§ Exercise requirements
For the entries that follow, state how many lines include the word "jours", giving the number and nothing else.

Website and app data records
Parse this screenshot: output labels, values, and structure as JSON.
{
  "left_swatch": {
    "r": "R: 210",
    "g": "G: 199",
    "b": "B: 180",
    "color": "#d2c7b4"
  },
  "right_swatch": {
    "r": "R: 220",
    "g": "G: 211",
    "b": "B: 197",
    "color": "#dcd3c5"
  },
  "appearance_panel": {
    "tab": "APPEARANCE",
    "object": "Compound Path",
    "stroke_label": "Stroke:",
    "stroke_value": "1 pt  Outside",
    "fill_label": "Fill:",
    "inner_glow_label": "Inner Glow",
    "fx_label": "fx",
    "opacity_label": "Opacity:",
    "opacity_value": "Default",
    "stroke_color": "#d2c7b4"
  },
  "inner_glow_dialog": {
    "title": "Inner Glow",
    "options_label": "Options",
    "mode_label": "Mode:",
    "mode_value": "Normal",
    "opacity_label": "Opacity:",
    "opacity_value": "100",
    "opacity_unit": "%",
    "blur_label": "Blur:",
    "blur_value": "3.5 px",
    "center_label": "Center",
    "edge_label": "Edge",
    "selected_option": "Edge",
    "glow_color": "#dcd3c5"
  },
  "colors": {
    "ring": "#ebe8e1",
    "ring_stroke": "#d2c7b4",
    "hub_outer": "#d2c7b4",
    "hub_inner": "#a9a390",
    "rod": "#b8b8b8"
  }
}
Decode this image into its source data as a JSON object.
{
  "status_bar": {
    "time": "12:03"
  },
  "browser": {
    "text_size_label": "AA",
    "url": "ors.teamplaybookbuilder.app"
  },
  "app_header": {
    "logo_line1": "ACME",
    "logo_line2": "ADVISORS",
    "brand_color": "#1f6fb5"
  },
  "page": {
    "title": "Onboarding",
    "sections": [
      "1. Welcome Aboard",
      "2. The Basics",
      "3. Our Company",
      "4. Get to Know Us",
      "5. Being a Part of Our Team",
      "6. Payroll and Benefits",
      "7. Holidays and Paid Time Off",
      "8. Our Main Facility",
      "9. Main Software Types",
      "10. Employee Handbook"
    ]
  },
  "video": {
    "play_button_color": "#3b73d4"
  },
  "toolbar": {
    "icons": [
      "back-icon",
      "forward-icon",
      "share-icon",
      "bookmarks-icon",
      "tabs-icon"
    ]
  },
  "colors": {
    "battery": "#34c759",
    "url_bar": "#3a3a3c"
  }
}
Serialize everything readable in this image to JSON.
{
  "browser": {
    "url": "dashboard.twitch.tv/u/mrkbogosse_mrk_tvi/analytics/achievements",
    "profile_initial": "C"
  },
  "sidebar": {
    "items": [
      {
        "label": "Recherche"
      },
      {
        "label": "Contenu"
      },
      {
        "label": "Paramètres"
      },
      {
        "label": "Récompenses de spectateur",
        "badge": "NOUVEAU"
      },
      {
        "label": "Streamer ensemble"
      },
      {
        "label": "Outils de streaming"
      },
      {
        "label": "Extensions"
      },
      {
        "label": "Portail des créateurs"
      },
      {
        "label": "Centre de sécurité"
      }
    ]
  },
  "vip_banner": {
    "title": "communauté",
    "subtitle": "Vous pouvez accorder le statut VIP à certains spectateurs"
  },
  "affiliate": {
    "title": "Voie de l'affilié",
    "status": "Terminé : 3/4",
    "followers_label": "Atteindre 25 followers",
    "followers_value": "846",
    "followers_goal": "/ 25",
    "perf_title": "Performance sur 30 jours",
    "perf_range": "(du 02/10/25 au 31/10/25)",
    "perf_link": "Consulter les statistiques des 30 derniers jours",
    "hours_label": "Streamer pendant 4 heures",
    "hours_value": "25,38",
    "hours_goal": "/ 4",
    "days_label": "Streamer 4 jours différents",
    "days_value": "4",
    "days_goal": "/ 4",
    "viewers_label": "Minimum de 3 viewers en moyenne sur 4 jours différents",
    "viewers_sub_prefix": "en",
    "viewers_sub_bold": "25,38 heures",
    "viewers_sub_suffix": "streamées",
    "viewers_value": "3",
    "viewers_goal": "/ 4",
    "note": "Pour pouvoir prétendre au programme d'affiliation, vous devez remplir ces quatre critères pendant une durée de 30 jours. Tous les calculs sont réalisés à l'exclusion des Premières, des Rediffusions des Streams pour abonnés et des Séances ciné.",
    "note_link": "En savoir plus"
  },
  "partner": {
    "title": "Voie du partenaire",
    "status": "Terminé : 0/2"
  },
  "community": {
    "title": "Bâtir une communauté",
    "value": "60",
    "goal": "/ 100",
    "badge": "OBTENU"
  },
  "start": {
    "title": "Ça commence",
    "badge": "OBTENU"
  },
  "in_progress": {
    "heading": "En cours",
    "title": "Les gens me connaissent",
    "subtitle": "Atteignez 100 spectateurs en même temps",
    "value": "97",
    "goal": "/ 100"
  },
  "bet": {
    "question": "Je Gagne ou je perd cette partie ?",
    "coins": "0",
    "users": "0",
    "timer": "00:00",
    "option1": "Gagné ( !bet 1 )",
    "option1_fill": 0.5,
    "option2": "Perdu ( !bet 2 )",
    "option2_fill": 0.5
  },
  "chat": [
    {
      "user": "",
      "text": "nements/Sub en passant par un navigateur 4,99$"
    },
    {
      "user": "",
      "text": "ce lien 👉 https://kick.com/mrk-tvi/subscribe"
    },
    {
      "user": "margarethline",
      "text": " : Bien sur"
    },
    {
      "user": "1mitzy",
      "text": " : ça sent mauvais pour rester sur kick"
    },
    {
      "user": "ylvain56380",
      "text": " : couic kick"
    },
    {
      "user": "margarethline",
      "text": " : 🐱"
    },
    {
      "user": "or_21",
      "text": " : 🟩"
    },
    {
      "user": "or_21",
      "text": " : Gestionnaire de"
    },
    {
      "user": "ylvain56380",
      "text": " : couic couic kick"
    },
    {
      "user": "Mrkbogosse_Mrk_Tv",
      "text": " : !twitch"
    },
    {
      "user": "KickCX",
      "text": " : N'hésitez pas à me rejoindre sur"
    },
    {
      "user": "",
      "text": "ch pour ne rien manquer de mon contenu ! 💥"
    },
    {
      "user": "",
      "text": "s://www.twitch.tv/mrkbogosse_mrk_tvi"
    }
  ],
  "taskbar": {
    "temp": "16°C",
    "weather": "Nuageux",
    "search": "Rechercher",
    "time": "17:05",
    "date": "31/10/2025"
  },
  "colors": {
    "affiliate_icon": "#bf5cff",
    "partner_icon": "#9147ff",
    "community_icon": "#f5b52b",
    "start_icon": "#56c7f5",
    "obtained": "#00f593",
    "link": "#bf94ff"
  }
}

§ Result for this task
5